This latest report from the Sutton Trust looks at the various educational pathways taken by Britain’s elites “from the type of school they attended to where they went to university” to paint a picture of educational and economic inequality across our society.

The Summary version of the Report (there’s also a full version you can download if you want a bit more depth and detail) contains a wealth of useful statistical data, plus a bit of commentary that provides some basic, but still interesting, interpretation. There is also a 1-page summary of the policy recommendations to come out of the Report if you or your students are particularly interested.

Otherwise, the Summary is neatly divided into two useful sections:

Firstly, a short Overview has some general observations about “a country whose power structures are dominated by a narrow section of the population” backed-up with some facts and figures about Independent Schools, Oxbridge and the occupations with the highest and lowest percentage of students from these sources.

Secondly, a much longer section that links various sections of society and economy (Politics, Business, Media…) to Independent School and Oxbridge representation. The format here, again, is a short introductory commentary coupled with a page or so of statistical data.

Overall the Summary Report is something students and teachers alike should find informative and accessible, with a range of applications across different parts of the Specification.

Sociological Research Methods DVD

Monday, July 1st, 2019

Our first sociological research methods DVD features 3 short films whose aim is not simply to tell students about sociological methods, but to show their strengths and limitations in action by looking at how these methods have been applied in key sociological studies. The DVD features:

Interviews and Questionnaires [7 minutes]

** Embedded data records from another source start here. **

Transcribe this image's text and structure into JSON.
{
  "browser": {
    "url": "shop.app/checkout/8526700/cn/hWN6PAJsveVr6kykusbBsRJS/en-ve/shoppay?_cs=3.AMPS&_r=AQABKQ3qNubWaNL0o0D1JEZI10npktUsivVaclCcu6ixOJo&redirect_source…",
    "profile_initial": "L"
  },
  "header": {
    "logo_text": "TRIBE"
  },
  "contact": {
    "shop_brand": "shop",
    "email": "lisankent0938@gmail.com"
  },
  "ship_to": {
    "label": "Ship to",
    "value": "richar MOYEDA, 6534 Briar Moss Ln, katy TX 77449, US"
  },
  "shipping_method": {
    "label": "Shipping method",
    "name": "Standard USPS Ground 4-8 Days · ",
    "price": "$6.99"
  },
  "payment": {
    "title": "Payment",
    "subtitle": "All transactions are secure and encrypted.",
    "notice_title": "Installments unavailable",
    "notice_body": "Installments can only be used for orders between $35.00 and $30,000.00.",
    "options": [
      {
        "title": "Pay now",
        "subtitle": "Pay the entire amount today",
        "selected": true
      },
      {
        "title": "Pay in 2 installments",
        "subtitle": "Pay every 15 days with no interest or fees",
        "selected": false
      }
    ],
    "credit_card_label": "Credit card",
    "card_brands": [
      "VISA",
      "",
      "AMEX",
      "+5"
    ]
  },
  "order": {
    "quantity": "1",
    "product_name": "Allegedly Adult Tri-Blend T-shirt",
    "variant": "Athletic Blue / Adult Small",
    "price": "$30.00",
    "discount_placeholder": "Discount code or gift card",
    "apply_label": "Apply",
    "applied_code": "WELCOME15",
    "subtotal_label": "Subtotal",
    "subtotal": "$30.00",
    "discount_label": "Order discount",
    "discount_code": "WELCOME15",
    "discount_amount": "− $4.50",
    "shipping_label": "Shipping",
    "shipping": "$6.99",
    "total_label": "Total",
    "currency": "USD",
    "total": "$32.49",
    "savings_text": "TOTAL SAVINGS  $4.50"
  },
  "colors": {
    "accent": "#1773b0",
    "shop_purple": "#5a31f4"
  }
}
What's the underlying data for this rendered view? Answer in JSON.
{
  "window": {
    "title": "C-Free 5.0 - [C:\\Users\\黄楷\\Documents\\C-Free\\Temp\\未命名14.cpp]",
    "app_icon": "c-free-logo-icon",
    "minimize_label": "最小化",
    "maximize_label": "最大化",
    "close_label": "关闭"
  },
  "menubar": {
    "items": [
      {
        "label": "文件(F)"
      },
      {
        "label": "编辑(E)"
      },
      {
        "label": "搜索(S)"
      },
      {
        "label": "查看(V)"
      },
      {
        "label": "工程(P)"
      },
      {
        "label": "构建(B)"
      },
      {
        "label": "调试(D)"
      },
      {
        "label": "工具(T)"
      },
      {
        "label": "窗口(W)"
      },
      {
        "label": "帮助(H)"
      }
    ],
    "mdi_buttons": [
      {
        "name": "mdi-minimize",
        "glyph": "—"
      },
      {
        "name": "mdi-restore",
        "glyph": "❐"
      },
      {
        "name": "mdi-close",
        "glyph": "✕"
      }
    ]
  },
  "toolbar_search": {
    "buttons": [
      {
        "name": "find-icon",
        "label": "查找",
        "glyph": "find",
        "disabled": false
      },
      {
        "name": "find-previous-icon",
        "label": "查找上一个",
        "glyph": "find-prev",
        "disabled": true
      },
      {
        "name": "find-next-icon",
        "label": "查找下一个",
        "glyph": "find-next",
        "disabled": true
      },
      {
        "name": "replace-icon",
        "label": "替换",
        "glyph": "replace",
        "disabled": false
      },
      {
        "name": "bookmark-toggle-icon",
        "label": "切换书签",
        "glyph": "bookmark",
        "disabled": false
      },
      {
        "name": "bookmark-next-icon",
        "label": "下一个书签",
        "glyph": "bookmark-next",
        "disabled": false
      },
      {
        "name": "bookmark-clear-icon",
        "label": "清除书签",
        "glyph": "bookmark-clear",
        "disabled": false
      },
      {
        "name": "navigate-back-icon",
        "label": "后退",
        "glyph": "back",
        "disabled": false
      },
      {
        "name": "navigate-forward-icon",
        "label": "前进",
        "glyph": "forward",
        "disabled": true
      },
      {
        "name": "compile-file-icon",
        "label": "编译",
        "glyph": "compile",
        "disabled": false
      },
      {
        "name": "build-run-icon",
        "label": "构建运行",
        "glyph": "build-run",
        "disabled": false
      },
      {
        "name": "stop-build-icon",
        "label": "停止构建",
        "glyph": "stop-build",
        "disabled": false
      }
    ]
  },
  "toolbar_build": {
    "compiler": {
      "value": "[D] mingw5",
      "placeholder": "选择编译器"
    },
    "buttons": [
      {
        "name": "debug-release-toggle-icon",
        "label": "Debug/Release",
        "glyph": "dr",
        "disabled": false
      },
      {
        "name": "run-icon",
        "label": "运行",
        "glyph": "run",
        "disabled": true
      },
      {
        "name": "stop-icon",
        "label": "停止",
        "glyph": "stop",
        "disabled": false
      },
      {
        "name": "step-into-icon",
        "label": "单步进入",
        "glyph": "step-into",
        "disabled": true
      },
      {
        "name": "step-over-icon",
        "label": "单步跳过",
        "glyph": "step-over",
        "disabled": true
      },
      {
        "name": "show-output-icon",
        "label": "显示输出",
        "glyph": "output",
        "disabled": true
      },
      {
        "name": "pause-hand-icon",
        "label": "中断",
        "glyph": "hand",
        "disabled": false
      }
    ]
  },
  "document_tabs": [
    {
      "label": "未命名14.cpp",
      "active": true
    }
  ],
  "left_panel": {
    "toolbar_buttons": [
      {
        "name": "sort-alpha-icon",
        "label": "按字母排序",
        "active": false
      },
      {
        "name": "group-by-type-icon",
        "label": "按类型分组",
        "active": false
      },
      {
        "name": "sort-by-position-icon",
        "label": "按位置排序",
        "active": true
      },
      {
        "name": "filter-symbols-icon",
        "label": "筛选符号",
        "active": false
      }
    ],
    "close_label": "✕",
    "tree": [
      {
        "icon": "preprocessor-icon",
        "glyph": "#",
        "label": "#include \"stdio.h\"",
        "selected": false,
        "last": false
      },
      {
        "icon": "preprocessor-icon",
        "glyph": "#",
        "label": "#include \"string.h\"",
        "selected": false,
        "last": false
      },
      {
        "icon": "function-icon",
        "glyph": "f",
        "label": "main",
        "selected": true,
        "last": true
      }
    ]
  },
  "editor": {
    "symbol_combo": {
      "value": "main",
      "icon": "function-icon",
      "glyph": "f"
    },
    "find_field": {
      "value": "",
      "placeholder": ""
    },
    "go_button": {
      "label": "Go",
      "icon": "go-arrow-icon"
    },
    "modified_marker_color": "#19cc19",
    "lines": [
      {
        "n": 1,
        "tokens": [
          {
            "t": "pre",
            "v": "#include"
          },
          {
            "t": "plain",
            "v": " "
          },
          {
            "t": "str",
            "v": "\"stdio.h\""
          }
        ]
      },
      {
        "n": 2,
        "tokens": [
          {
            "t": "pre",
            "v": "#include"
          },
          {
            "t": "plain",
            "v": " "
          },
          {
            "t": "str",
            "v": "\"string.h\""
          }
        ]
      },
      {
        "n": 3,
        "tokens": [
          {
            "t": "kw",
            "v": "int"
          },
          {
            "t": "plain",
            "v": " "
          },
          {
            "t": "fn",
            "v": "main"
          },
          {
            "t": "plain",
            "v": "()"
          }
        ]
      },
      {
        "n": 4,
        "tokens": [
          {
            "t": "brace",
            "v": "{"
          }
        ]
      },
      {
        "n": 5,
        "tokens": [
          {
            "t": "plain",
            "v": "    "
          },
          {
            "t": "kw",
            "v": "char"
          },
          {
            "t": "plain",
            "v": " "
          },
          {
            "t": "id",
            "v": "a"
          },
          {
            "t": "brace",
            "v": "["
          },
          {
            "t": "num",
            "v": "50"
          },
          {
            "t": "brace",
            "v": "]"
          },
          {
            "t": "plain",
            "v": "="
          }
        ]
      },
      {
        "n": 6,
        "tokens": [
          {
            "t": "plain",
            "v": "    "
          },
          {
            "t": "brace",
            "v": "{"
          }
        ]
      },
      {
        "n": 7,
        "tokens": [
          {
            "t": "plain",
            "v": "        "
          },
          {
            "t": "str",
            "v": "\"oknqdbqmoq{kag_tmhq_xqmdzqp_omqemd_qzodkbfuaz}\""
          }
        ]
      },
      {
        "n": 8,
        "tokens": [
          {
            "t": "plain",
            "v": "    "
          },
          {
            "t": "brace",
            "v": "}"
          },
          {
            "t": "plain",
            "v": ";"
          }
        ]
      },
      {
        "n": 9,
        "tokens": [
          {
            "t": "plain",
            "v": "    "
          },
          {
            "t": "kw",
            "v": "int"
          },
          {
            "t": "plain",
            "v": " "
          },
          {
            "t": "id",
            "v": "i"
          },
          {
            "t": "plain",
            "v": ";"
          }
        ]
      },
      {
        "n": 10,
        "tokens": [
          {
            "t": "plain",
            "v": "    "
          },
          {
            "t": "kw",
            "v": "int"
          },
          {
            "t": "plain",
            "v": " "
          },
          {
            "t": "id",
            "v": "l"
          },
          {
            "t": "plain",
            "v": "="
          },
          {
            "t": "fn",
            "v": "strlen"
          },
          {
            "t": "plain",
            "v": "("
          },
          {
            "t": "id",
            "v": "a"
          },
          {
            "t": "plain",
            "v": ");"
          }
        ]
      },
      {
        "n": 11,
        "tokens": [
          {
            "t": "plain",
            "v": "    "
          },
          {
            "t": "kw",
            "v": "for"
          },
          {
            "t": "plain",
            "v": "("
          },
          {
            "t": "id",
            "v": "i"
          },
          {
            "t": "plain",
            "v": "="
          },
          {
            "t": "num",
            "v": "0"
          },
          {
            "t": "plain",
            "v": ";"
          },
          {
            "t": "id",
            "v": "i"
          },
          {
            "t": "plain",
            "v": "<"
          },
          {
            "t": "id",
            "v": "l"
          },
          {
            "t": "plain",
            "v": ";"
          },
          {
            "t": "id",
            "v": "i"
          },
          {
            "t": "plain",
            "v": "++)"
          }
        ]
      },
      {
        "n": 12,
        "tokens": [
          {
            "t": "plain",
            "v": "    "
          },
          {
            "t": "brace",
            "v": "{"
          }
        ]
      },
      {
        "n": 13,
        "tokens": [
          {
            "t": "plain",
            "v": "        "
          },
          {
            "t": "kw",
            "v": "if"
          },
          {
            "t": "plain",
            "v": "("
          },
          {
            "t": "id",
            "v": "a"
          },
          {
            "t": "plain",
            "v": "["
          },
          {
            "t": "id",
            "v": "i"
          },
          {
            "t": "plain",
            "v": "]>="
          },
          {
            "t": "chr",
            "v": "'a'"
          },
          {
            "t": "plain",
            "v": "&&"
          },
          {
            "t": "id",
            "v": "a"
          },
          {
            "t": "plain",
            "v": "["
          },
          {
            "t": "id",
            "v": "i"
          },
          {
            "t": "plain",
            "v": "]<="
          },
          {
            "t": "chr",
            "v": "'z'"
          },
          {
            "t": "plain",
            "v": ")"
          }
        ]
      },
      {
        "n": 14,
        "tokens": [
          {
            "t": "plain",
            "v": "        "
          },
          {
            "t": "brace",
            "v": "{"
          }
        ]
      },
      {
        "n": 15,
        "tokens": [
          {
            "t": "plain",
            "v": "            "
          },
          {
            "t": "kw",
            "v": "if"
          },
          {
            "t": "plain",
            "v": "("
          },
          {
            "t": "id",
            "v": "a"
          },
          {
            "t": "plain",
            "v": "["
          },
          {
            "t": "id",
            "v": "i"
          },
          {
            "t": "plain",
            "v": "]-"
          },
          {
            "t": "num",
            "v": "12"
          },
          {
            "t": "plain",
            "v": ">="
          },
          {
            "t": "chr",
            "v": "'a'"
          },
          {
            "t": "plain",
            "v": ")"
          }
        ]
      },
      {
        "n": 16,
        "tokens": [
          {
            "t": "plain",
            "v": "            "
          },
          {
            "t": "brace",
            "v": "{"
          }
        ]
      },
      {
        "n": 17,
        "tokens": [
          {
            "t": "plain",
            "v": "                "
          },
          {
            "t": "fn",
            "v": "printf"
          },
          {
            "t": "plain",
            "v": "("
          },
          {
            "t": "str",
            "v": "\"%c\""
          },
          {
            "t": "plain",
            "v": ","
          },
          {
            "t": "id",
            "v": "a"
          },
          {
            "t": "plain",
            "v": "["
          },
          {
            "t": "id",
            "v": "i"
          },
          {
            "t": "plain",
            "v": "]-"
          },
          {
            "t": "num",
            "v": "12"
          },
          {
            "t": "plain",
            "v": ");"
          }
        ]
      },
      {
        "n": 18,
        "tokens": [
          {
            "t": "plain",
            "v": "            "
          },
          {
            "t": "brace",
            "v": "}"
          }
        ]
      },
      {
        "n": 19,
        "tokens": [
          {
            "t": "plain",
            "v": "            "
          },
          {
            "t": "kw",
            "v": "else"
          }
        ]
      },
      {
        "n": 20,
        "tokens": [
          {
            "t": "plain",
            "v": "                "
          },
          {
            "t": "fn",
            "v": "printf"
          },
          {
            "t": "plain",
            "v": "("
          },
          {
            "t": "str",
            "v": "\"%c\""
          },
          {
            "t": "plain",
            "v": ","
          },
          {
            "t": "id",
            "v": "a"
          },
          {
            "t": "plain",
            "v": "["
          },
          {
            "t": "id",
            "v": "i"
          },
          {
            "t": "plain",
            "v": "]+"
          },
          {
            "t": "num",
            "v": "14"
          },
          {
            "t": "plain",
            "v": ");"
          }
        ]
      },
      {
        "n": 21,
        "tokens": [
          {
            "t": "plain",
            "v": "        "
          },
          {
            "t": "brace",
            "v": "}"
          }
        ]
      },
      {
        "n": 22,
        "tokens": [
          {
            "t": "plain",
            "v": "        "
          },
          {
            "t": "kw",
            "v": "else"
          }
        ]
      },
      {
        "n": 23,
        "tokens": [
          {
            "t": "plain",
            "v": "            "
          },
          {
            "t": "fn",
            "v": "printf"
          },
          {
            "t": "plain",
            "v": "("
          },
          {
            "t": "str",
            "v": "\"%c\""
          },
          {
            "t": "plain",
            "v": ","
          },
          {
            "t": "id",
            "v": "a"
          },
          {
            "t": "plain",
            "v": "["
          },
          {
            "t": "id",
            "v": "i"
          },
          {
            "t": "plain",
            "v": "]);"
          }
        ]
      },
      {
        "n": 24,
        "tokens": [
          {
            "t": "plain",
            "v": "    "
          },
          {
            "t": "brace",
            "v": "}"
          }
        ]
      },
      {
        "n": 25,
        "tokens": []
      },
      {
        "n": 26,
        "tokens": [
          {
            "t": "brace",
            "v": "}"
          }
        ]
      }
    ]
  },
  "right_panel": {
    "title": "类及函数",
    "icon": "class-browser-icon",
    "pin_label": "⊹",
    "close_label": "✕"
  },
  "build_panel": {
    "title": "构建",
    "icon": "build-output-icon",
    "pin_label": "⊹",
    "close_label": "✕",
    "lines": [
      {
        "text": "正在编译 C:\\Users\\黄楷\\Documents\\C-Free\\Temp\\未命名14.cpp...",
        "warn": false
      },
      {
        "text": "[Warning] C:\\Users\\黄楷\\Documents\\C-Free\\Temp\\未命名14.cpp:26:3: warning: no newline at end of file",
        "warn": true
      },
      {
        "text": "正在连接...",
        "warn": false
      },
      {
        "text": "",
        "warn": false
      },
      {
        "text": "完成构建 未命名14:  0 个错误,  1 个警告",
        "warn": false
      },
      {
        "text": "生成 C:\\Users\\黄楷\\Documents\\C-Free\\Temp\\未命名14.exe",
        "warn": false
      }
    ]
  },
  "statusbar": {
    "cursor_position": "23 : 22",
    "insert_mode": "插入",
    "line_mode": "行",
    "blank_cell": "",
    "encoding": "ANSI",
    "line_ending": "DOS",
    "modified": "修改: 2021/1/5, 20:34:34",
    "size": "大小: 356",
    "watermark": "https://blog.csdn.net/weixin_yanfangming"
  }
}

How do school students negotiate the pressures to perform well academically alongside the pressure to popular and cool? Carolyn Jackson combined questionnaires and interviews to research this question and this film uses her study, Lads and Ladettes, to illustrate why these methods are chosen, their respective strengths and limitations and how the strengths of one can be used to offset the limitations of the other. (more…)